“We celebrate the bombing,” she says.
"Whenever we hear a loud explosion, we start cheering and clapping, as if it is a pleasant thing. We do not want to seem scared or worried so they feel threatened and anxious. So, we turn the situation into its opposite.
"If we have to follow the news on television, I give them the mobiles so that they get distracted by kids’ videos and do not give their attention to what is said or shown."
When the Israeli authorities declare the beginning of a military operation on the blockaded enclave, residents rush to nearby supermarkets and bakeries to buy what Palestinians call "war groceries".
This includes basic food staples like bread, canned food, rice, macaroni, and legumes. If bakeries shut down, families bake their own bread, so they make sure to store large amounts of the ingredients necessary.
Those with children have to secure other kinds of products, including diapers, milk, and drugs.

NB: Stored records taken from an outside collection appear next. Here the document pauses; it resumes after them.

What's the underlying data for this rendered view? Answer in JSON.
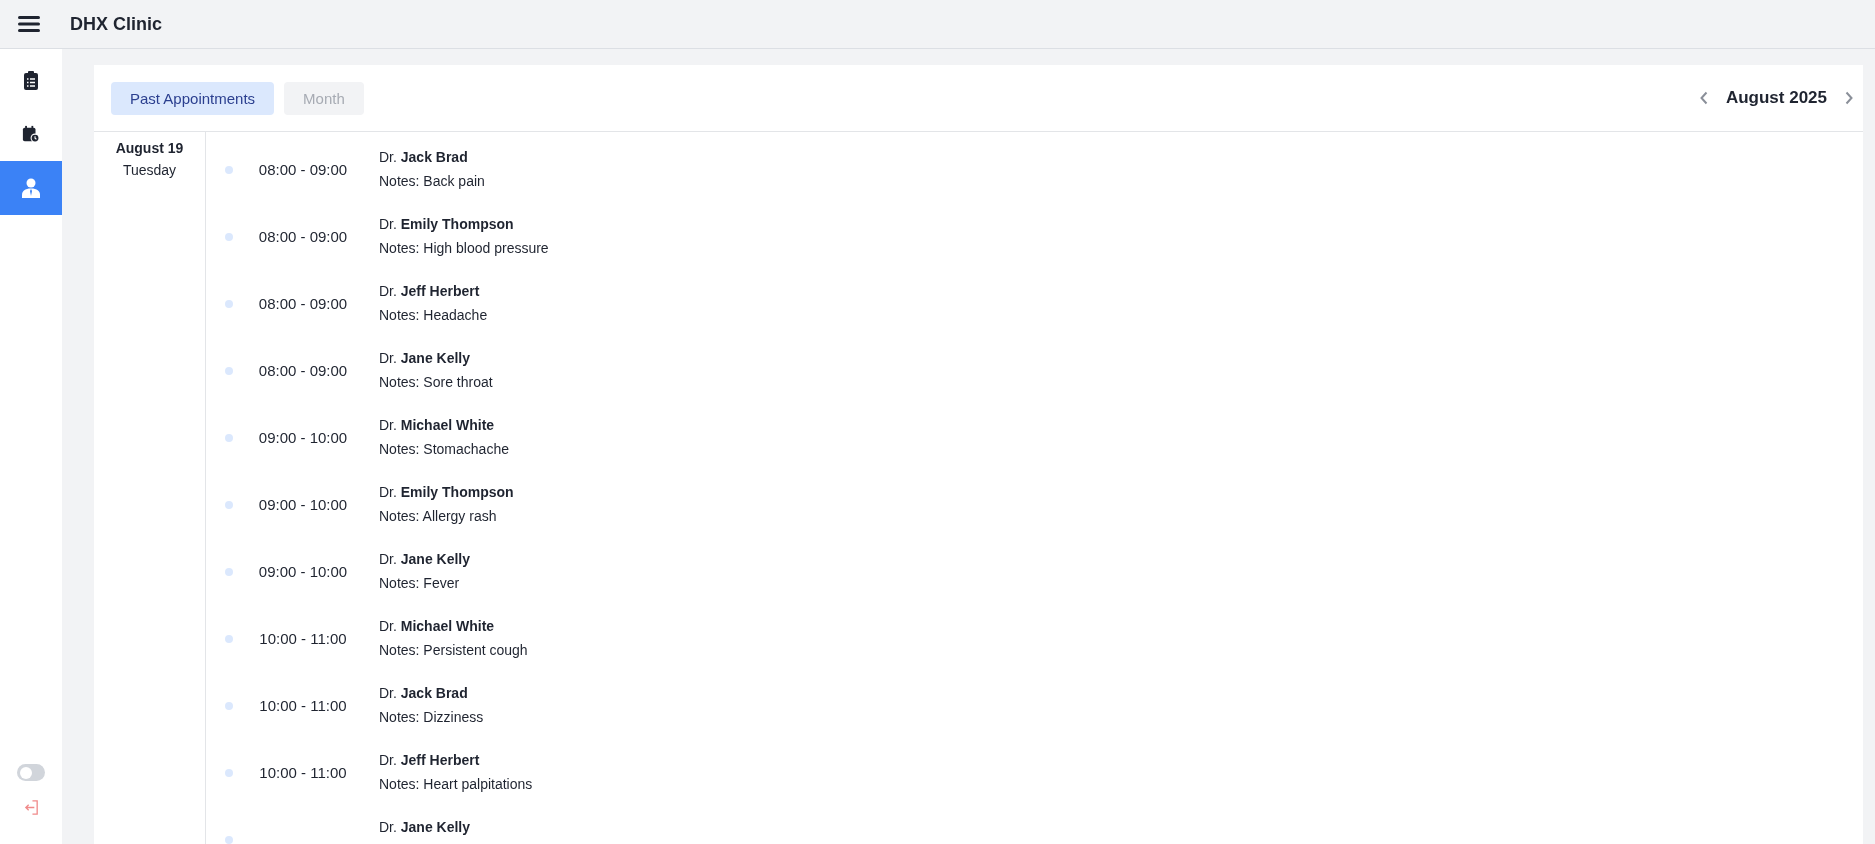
{
  "header": {
    "title": "DHX Clinic"
  },
  "sidebar": {
    "items": [
      {
        "kind": "clipboard",
        "selected": false
      },
      {
        "kind": "calendar",
        "selected": false
      },
      {
        "kind": "doctor",
        "selected": true
      }
    ],
    "theme_toggle": {
      "on": false
    }
  },
  "toolbar": {
    "tabs": [
      {
        "label": "Past Appointments",
        "selected": true
      },
      {
        "label": "Month",
        "selected": false
      }
    ],
    "period": "August 2025"
  },
  "day": {
    "date": "August 19",
    "weekday": "Tuesday"
  },
  "appointments": [
    {
      "time": "08:00 - 09:00",
      "doctor": "Dr. **Jack Brad**",
      "notes": "Notes: Back pain"
    },
    {
      "time": "08:00 - 09:00",
      "doctor": "Dr. **Emily Thompson**",
      "notes": "Notes: High blood pressure"
    },
    {
      "time": "08:00 - 09:00",
      "doctor": "Dr. **Jeff Herbert**",
      "notes": "Notes: Headache"
    },
    {
      "time": "08:00 - 09:00",
      "doctor": "Dr. **Jane Kelly**",
      "notes": "Notes: Sore throat"
    },
    {
      "time": "09:00 - 10:00",
      "doctor": "Dr. **Michael White**",
      "notes": "Notes: Stomachache"
    },
    {
      "time": "09:00 - 10:00",
      "doctor": "Dr. **Emily Thompson**",
      "notes": "Notes: Allergy rash"
    },
    {
      "time": "09:00 - 10:00",
      "doctor": "Dr. **Jane Kelly**",
      "notes": "Notes: Fever"
    },
    {
      "time": "10:00 - 11:00",
      "doctor": "Dr. **Michael White**",
      "notes": "Notes: Persistent cough"
    },
    {
      "time": "10:00 - 11:00",
      "doctor": "Dr. **Jack Brad**",
      "notes": "Notes: Dizziness"
    },
    {
      "time": "10:00 - 11:00",
      "doctor": "Dr. **Jeff Herbert**",
      "notes": "Notes: Heart palpitations"
    },
    {
      "doctor": "Dr. **Jane Kelly**"
    }
  ]
}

"Antipyretics and cough suppressants are on the top of my list. Of course, parents with children who suffer chronic diseases have to secure their medications for the next weeks or months," Ahmed Salim, a father of two daughters, told MEE.
Salim's seven-year-old daughter suffers from diabetes and requires specific medication not available in all pharmacies.

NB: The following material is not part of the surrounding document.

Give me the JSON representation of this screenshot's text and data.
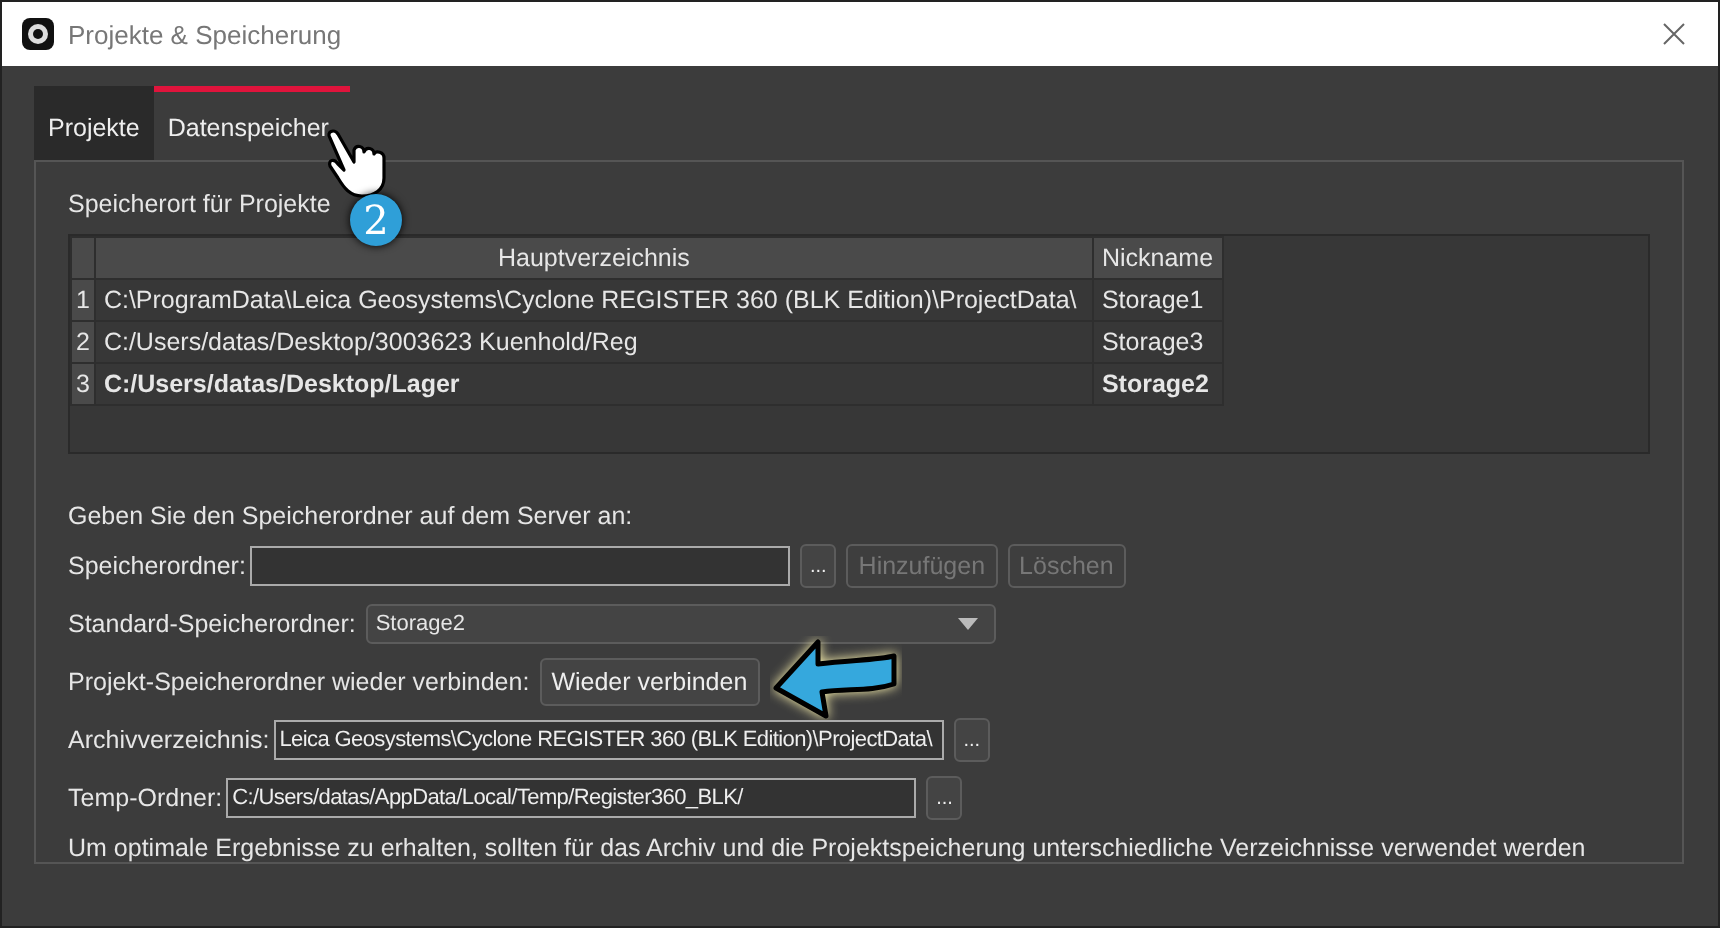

The resident of West Gaza said that when the latest attacks started on Tuesday, he had to travel all the way to central Gaza to secure insulin pens.
Salim says that the worry about securing food and medicine for his family rivals the fear of being bombed.
“I keep thinking: what if our food runs out and the markets are closed? Or if I cannot secure my daughter’s life-saving medicine. The responsibility is big and it gets bigger during attacks.”
If Palestinians have to stay home, they try to find ways to alleviate the stress and create a new routine, especially if they are used to spending most of their day outside.
Nadia Said* buys large amounts of chips and crackers and watches TV series to distract herself from the sound of bombing.
"I find me a new series online and try to get busy watching it all day. I put my earphones on and isolate myself from reality," she told MEE.
"I cannot keep following the news and watching heartbreaking photos and videos on social media all day, or keep hearing the bombing everywhere in Gaza."
"We have to find a way or else we would die of stress."